A certain someone and I have our favourite wines from all over the world, but it always makes us smile when we spot a New Zealand bottle on a wine list somewhere. If we’re ever undecided or slightly flummoxed by a gargantuan wine list, then we will opt for a drop from the motherland as that’s always a safe bet. I thought I was fairly well-versed in my Sauvignons to Pinot Noirs of New Zealand wines until someone asked me about Waiheke Island and I realised that in all my wine-drinking days at home, I had never ever ventured across to the island. On our last trip home to New Zealand, I finally righted that wrong!
Everyone seated in Premium Economy (and even more so, Business Premier) on the Air New Zealand website looks wonderfully relaxed and glamorous- smiling away with a glass of something in hand as they lean back in their large, cushy seats. I’m smart enough to know that this is only an ad but some part of me was hoping that it wasn’t all a rouse… especially when it costs about double what normal cattle class costs- we’re talking around NZ$2,000 one way.
Our big adventure was supposed to begin on Friday at 530pm… the tickets have been booked for months, the upgrade secured and the preferred seats paid for. But, like thousands of other travellers, our best laid plans were disrupted by stubborn fog with what seemed like a particular fondness for Wellington airport. After a couple of hours of waiting, a couple more hours on the phone with Air New Zealand, we managed to rebook our flights- with no direct flight to Vancouver until Sunday so we took the next best option- San Francisco then Vancouver on Saturday night. My heart sunk.
I always assumed it was the case, but now I am absolutely convinced that Wellingtonians are completely unphased by the city’s infamous wind. It was wet and blowing a gale of over 100kmph and still, many other great minds like us braved it and headed to The Crab Shack on the waterfront. We thought the wild weather would give us our best chance of getting a table without a wait of over an hour… and we were right, but only just.

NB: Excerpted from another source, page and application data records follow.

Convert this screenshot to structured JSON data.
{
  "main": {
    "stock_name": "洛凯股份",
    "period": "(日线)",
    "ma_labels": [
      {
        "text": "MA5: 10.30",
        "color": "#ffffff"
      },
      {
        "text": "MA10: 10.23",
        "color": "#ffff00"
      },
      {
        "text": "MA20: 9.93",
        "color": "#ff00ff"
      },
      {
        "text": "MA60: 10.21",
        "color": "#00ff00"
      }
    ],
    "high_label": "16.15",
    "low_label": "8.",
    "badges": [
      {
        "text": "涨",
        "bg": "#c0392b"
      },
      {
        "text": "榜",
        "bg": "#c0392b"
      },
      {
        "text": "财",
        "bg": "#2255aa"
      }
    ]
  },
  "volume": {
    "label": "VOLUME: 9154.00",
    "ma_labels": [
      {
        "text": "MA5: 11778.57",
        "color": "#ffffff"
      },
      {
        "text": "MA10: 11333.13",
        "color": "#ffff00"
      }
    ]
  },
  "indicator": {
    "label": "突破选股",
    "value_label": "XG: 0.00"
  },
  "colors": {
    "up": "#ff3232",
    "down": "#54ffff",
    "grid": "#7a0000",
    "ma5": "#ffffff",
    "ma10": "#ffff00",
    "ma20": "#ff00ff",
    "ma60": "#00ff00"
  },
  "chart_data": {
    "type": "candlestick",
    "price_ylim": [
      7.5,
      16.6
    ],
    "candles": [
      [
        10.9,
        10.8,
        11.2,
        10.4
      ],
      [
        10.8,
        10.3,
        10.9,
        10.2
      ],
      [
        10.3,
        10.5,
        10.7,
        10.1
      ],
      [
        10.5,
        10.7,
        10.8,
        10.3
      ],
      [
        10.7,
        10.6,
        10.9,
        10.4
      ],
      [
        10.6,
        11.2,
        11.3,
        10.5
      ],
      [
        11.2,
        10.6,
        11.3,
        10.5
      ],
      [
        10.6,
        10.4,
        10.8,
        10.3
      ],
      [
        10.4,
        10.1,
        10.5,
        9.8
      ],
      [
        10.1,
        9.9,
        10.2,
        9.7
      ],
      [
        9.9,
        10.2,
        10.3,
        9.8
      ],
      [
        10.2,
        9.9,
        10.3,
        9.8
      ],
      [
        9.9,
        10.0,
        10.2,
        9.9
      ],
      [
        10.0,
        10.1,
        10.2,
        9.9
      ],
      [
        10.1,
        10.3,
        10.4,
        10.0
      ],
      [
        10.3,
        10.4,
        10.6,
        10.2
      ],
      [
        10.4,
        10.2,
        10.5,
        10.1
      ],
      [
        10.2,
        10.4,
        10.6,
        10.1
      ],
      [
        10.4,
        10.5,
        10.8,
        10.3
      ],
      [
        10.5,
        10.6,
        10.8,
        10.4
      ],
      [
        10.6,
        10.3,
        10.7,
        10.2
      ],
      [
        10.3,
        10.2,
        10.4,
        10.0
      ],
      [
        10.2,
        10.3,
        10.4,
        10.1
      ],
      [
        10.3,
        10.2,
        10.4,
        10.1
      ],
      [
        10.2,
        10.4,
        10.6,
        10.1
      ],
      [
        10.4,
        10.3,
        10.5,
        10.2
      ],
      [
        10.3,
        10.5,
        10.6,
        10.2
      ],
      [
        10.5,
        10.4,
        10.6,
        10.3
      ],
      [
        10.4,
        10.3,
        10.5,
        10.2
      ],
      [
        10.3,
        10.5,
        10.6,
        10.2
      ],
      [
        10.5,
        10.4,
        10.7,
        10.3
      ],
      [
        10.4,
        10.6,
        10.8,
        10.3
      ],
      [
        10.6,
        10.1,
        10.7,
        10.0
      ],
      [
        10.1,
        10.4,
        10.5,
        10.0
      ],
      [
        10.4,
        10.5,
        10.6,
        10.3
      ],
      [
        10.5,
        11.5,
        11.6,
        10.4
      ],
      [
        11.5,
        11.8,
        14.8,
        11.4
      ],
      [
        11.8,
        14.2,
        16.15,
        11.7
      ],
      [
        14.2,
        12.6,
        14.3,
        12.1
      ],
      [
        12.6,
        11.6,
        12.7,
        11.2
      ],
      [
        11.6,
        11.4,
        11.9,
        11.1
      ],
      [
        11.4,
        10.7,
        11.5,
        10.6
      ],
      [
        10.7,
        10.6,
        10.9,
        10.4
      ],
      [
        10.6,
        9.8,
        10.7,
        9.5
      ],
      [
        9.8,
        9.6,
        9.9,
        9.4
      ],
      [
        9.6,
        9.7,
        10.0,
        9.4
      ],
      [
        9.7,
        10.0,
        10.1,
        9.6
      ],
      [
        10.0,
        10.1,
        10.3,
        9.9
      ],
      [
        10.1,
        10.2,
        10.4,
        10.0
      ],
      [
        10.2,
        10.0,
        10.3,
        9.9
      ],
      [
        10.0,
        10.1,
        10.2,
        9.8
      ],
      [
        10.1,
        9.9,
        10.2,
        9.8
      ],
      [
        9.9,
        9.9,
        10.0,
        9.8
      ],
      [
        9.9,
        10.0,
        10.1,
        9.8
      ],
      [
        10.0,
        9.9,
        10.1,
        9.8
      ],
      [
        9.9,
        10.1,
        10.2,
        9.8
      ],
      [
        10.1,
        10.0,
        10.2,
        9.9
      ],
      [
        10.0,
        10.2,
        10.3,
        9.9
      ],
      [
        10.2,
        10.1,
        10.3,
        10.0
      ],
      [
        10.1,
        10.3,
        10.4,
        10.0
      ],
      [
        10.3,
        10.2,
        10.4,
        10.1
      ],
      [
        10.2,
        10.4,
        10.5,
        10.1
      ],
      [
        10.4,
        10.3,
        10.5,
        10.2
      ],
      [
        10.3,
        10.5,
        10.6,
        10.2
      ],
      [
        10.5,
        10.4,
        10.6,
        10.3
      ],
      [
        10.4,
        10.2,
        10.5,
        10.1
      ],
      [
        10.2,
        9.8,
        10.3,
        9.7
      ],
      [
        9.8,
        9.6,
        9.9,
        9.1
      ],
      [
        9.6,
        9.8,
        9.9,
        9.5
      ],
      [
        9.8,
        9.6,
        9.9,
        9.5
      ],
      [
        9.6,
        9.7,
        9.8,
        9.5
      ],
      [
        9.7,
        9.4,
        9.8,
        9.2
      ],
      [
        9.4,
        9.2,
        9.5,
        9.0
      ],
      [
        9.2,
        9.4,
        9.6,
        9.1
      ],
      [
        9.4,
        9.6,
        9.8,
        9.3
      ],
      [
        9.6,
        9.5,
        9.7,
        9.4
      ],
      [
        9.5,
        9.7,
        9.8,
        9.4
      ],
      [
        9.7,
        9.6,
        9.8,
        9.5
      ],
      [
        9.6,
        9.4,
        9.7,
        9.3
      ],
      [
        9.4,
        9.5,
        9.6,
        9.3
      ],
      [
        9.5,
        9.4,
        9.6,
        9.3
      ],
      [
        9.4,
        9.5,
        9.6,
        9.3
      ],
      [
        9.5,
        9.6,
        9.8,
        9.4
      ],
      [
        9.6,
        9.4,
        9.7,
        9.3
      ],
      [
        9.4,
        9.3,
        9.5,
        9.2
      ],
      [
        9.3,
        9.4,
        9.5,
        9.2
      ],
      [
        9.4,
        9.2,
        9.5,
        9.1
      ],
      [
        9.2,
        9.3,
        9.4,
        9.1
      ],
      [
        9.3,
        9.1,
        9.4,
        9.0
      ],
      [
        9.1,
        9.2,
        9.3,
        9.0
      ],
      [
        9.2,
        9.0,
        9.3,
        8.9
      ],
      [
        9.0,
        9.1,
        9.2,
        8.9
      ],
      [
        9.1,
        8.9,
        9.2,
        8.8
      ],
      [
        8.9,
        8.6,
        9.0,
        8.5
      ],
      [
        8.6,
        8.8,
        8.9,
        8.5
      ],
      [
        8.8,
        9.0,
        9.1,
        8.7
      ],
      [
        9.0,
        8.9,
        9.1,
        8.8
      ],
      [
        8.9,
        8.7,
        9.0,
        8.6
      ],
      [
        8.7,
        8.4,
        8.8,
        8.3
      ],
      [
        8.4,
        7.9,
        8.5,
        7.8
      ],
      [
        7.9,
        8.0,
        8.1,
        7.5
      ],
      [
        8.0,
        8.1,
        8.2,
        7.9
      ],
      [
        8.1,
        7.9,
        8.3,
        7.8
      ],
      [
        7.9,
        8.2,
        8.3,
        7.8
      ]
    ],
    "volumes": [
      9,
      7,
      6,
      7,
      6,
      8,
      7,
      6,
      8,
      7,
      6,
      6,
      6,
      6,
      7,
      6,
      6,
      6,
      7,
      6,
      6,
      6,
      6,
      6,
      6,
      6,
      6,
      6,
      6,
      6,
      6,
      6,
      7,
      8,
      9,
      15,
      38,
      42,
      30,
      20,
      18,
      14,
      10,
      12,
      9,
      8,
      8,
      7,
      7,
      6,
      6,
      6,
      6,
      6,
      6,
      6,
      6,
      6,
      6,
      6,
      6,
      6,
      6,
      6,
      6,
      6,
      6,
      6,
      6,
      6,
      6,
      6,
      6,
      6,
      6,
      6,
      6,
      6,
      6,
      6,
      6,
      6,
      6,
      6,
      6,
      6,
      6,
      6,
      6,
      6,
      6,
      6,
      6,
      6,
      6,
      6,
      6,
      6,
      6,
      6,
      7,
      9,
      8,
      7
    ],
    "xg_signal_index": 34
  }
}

The place was pumping, we got one of the last tables, and after that we saw the waiting list get longer and longer. Simon, forget about Euro- you’ve got a goldmine here.